ISSN (Print) - 0012-9976 | ISSN (Online) - 2349-8846

A+| A| A-

The Need for an Everyday Culture of Protest

Will some of the same people who have vented their anger in protest against this gang-rape at least raise voice in support of a sex worker’s livelihood, a heterosexual person’s right to live with a partner without marriage, a single parent, a lesbian or gay person’s right to chose a partner, walk with the women while they reclaim the streets at night not just on 31st December but every night; and not pass moral judgments on these groups of people? 

There is a lot of despair in me at this moment. I am angry and helpless at the same time. Anger in seeing the way media wants to give a name to the nameless—Amanat (trust), Damini (lightning), Anamika (one without a name), Nirbhaya (fearless), brave-heart. It seems to be connected with the patriarchal practice of renaming the daughter-in-law when she comes to the husband’s family in many upper caste Hindu families in India. I felt anger in seeing how immediately she has become the daughter of the nation; “India’s daughter”, “brave heart daughter”—a daughter who had fought bravely till the end, and finally gave in; how politicians suddenly turned mothers, sisters and fathers to understand her pain. Wonder whether she would still have been a brave daughter if she had died immediately after reaching the Safdarjung Hospital, whether the politicians and the middle class would have been equally pained if she was out on the streets at 1.30 in the night with her male friend instead of 9.30 pm? Why cannot she remain anonymous? Why do we continuously refer to her as a rape victim—because she did not survive in life? But why victimise her, make her a national symbol, a “birangana” as somebody among the crowds in Jantar Mantar said? Are we not reminded of the way Bangladesh named its women who were raped by the Pakistani army as biranganas?

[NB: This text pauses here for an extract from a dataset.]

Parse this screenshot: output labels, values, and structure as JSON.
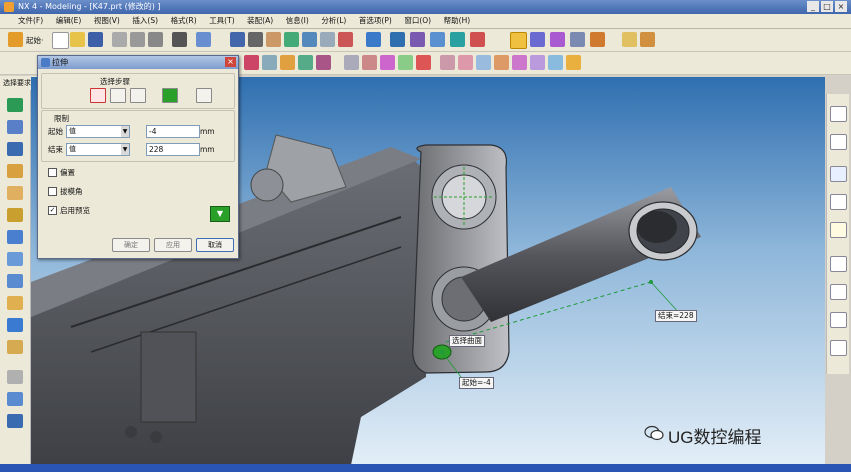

Suddenly this has become an issue that the nation identifies with, how her death seems to have shaken the conscience of the nation. One wonders why the conscience of the nation does not get shaken every day given that there is a reporting of some incident of violence against woman that we see in the newspapers or television channels. It is for the same reason that one wonders how in a democracy ensuring freedom to women but not protection of women, has never been a political issue although rape and sexual assault came out of our homes since the early 1980s through the women’s movement. Or is it that only when the violence is of a particular extent—namely the extent of its brutality and the violence occurs to an otherwise “good” woman from a middle class family of urban Delhi that the conscience gets impacted. When Manorama was raped and killed she became an alleged militant, when Bhanwari Devi was raped the courts denounced the charges by claiming that rules of purity could not possibly allow a Brahmin to rape a woman from a lower caste, when dalit women were raped in Khairlanji their caste status did not allow public protests of this nature, and of course when lesbian women committed suicide, the nation which still continues with Section 377 in its Penal Code could not “legitimately” have its conscience shaken. Ironically, this is true for both the politicians as well as the protestors. One needs to be a “perfect” rape victim to generate these responses. Of course this notion of the “perfect” changes with time, but there is a continuous re-creation of the perfect victim.

Dear Reader,

To continue reading, become a subscriber.

Explore our attractive subscription offers.

Click here


To gain instant access to this article (download).

INR 59

(Readers in India)

$ 6

(Readers outside India)

Support Us

Your Support will ensure EPW’s financial viability and sustainability.

The EPW produces independent and public-spirited scholarship and analyses of contemporary affairs every week. EPW is one of the few publications that keep alive the spirit of intellectual inquiry in the Indian media.

Often described as a publication with a “social conscience,” EPW has never shied away from taking strong editorial positions. Our publication is free from political pressure, or commercial interests. Our editorial independence is our pride.

We rely on your support to continue the endeavour of highlighting the challenges faced by the disadvantaged, writings from the margins, and scholarship on the most pertinent issues that concern contemporary Indian society.

Every contribution is valuable for our future.